Music is portrayed in Islamic culture as “handash al sawt.” This means the art of sound. Some Muslims think of their music this way in order to distinguish it from Western culture. Some groups in Islamic countries believe that music is sinful and evil. The main reason for not liking music is that it can be so powerful that it could drive the listener to desert their reason and logic. I think that it is difficult for someone to believe that music can be such a terrible influence. This viewpoint has stemmed from religion but many religious texts cite song and dance as a way of expressing ones love for God. This is a shared view of the Sufi’s.

However, some believe that, if done right, music can be a manifestation of God. This is an opinion put forth by the Sufi’s. The nature of the music depends on the intentions of the listener. Music is a good thing as long as it’s views also stem from the Qur’an. For example, there is a Qur’anic chant.  The point is to express the importance of unity with God. Muslims even have a word for unity with God: Tahwid.

Some music does express violent and hurtful aspects of the world. However some music is joyous with worship. For example, the musical Godspell written by Stephen Schwartz explores the different features of Christianity. Whether it be sinning, worshipping, or the death of Jesus Christ; Godspell features the power and passion that singing can have in religion.

There are many aspects of Islam that reflect the religions devout and reserved ways. This is expressed through the terms and the static of the music. Abstraction is a term meaning that God can be found in non-physical things, never in nature or an idol, but instead in things like music. The point of this is to avoid the focus on worldly concerns and draw the focus to God. Another term used is nonprogrammatic which means that music must not be associated with human emotions either.
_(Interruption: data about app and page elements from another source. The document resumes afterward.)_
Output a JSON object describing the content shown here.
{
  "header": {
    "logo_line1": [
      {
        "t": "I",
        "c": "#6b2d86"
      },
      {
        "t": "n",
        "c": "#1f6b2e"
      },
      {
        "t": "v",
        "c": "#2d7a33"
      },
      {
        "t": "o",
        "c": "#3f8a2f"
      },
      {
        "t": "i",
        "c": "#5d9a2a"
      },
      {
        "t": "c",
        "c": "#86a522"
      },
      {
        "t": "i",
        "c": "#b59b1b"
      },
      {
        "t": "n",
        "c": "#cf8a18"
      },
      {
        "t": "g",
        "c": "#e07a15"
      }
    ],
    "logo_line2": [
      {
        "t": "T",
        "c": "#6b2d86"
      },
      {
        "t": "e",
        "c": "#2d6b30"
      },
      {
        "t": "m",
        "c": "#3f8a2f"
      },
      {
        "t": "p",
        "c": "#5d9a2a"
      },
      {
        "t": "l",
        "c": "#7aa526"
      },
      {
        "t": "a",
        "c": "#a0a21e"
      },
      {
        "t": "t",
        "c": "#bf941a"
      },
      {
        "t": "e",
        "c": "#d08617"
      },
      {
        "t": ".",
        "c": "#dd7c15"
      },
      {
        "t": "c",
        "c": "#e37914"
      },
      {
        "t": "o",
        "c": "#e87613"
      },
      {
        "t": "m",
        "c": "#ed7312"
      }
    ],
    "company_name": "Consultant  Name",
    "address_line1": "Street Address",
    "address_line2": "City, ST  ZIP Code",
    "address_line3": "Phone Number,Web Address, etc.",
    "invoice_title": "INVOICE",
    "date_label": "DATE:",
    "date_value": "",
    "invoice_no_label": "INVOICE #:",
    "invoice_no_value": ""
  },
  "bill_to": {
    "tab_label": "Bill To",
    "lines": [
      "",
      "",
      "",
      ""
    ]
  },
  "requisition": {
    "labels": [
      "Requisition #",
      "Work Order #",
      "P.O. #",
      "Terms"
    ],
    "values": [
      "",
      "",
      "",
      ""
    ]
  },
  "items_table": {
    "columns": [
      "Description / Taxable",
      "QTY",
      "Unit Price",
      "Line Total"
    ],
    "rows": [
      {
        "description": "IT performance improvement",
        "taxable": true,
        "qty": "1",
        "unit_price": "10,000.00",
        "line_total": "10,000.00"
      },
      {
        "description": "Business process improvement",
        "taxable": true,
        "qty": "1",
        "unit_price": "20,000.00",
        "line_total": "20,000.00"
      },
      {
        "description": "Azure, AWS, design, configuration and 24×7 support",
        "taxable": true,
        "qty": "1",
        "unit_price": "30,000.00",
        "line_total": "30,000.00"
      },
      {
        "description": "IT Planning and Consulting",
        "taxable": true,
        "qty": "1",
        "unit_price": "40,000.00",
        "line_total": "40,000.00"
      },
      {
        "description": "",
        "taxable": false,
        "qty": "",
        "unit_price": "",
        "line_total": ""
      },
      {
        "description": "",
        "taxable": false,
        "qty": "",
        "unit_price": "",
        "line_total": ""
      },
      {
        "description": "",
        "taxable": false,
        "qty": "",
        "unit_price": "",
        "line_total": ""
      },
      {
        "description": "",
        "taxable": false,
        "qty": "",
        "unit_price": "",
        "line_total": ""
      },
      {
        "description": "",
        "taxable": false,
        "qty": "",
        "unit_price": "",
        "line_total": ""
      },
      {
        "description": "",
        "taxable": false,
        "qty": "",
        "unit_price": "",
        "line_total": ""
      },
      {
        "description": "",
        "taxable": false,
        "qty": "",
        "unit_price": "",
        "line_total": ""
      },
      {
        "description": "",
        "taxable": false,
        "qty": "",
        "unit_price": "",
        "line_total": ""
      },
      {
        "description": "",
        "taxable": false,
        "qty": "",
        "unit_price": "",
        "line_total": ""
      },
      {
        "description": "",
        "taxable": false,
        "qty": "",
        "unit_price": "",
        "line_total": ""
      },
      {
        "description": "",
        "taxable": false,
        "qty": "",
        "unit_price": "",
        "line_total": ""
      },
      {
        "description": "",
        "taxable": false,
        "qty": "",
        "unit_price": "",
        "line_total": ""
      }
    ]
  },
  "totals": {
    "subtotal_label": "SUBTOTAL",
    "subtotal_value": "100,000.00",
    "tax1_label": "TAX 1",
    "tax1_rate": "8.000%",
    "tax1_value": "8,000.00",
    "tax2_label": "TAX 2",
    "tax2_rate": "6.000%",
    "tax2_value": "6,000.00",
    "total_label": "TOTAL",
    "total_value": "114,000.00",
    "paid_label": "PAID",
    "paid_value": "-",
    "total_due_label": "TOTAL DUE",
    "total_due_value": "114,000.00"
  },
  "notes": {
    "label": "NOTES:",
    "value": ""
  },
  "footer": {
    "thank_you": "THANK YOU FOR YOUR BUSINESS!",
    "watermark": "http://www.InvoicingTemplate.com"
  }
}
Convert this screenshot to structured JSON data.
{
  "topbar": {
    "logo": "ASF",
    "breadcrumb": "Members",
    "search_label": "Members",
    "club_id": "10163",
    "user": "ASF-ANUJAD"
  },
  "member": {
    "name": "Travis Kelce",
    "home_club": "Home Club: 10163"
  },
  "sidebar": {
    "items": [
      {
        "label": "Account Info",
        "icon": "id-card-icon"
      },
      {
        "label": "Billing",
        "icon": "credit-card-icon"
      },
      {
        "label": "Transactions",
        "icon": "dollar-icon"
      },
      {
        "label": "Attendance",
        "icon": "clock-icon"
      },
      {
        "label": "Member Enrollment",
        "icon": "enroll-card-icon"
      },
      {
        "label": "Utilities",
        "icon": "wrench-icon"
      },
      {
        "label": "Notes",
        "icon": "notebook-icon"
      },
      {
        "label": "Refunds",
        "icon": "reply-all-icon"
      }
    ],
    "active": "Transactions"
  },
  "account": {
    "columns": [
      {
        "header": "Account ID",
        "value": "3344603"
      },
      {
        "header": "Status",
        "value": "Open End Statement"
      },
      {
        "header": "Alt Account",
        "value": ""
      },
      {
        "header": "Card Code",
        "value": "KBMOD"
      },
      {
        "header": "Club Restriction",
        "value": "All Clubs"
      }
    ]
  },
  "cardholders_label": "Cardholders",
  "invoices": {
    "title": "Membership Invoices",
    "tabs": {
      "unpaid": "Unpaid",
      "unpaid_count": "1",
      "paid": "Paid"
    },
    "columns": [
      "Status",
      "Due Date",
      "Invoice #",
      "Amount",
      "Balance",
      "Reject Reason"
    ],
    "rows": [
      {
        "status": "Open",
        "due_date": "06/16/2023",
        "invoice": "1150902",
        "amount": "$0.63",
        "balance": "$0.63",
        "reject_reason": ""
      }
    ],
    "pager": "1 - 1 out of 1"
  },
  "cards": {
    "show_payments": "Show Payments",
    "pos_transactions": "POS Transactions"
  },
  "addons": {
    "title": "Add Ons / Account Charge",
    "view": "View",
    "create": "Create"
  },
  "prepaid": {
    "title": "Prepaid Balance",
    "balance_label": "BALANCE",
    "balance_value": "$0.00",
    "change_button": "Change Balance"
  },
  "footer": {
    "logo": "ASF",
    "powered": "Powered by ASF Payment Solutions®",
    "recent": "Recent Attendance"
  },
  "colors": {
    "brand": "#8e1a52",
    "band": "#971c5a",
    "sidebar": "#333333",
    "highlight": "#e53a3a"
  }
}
Maurer compares Sufi music to Bebop in the West. Bebop was a sect of 1950’s jazz and it was often perceived as full of passion and energy. However, Bebop was actually a cold and impersonal style of jazz. It had a characteristic that was also present in Sufi music. This was the lack of form. Both types of music were considered non-developmental or static. This meant that they didn’t have a concrete end, beginning, or climax. To jazz musicians, this didn’t mean much, but for the Sufis it meant that the song was eternal and therefore divine.

While I agree that music is a valid way of expressing ones religion, I do believe that not associating music with human emotions is unhelpful and nearly impossible. Human emotions are what fuel the writing and thought process behind a song. A song cannot be written without a human emotion. I am of the opinion that the devoted and religious feelings are human emotions and being inspired to create music that worships God is a passionate ever-moving presense. While I respect Muslims for their ardent and pious love of their God, my view is that loving God should be a celebration of song rather than a hidden melody. 

William Chittick to speak tonight

Dr. Chittick will be speaking at McGaw Chapel tonight at 7:30pm. Here he speaks about Sufism. He says “To understand what Sufism is, you must understand Islam. Sufism began when the Quran was revealed although the word was only coined around the second Islamic Century. The Quran is concerned with three major topics: How to act correctly, how to comprehend the world, and the transformation of the soul or how to become closer to God. Around the third century you get specialists in these three areas. The first groups are called jurists, the second are theologians and the third are Sufis. So Sufism is the practice of transformation or becoming closer to God on the basis of Islamic teachings specifically the model of the Prophet Muhammed.” Additional thoughst on women sufis and mysticism are in the video below.